A big question that every student asks when it comes to tests, whether it’s in a high school classroom, or while prepping for the MCAT is “How many points is the test?” or “How is it graded?” The MCAT is not graded on a curve and your score can range from 472 to 528. Based on your performance on the test, you will be given a percentile rank along with your score. A 50th percentile rank would be a 500 (because it’s the average score). Aim to get somewhere between a 508 and 528 because those are considered “good scores” for med school applicants.

The test has two main sections with sub-content-based categories. Section 1 has 44 questions based on passages and 15 standalone questions, making a total of 59 questions. Each sub section takes 95 minutes each (total of 4.75 hours). The second part of the test is made up of 53 passage-related questions, which takes 90 minutes.

The first part of the test has three sub-sections, which are Biological and Biochemical Foundations of Living Systems, Chemical and Physical Foundations of Biological Systems, and Psychological, Social, and Biological Foundations of Behaviour. As you can see, there is a lot of importance placed on biology and chemistry, so it is crucial that when you take the necessary classes, you are not only memorizing the information, but also understanding it.

The Biological and Biochemical Foundations of Living Systems section is based on college courses that you will most likely take, including Introductory Biology (65%), Introductory General Chemistry (5%), Introductory Organic Chemistry (5%), and First-semester Biochemistry (25%).

The next category is centered around Chemical and Physical Foundations of Biological Systems. This section is focused on the functions and mechanisms of the human body. Specifically, mechanical, physical, and biochemical functions of human tissues, organs, and organ systems. You also need to understand and be able to apply the basic chemical and physical principles that underlie the mechanisms operating in the human body to living systems. The classes that the content is drawn from include, General Chemistry (30%), Physics (25%), Organic Chemistry (15%), Biochemistry (25%), Introductory Biology (5%). There are definitely some overlaps from the previous list of classes, but that just goes to prove how important it is that you understand and are able to apply the concepts from these classes. If you are just memorizing information, there is no way you can pass the MCAT.

The third content area is Psychological, Social, and Biological Foundations of Behavior. In this section you will be tested on psychological, social, and biological factors that influence perceptions and reactions, as well as your knowledge of behavior and cultural and social differences that influence well being. The classes that this section covers are like the ones from the previous two sections. For this part, the questions will be based on information from physiology and sociology.

After completing this, you will move onto the second section, which is 53 questions based on passages. The goal of this section is to test your comprehension, analysis, and reasoning skills. While the other sections are more content and knowledge based, prior information and substantive knowledge isn't necessary to answer the questions on this part of the exam. However, having prior information and knowledge will help you excel in this section. This section is your chance to prove that you can apply all the information you have learned to solve problems.

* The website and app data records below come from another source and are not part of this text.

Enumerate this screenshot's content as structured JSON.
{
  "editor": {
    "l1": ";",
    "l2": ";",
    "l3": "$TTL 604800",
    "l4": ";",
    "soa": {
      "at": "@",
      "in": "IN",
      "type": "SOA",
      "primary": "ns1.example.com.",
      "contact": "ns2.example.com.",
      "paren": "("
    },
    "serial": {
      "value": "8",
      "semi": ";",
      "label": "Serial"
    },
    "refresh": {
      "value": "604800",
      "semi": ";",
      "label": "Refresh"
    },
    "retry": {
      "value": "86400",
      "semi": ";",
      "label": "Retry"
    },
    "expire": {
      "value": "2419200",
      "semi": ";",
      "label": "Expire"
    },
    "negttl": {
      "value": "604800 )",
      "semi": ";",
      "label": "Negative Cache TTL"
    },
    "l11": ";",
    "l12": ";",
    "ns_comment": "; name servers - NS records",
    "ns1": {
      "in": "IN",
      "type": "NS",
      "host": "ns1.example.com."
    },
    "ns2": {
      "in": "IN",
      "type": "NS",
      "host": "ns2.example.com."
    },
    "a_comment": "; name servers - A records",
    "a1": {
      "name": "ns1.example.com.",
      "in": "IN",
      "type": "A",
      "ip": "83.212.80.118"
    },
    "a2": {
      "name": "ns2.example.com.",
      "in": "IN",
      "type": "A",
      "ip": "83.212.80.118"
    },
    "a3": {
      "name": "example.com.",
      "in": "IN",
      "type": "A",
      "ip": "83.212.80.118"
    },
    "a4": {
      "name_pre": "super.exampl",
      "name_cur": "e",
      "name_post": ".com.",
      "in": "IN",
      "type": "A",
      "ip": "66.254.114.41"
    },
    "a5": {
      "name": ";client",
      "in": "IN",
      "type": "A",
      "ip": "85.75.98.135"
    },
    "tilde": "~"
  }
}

Now that you know what’s on the test, you may be wondering how you should study. There are a variety of resources available for you, so make sure you take advantage of them. There are free online practice courses and practice questions and tests online. The AAMC also has an outline of the topics on the exam. However, it may be difficult to figure out what exactly you need to know, which is why getting a MCAT prep book will help you stay organized and will have all the information you need to know in one place. Although you can definitely study for the MCAT on your own, if you have the resources available to you, you should consider investing in MCAT prep courses so you can get advice and feedback from experts. Just like any other test, make sure you set goals, manage your time and create a schedule, and identify your strengths and weaknesses.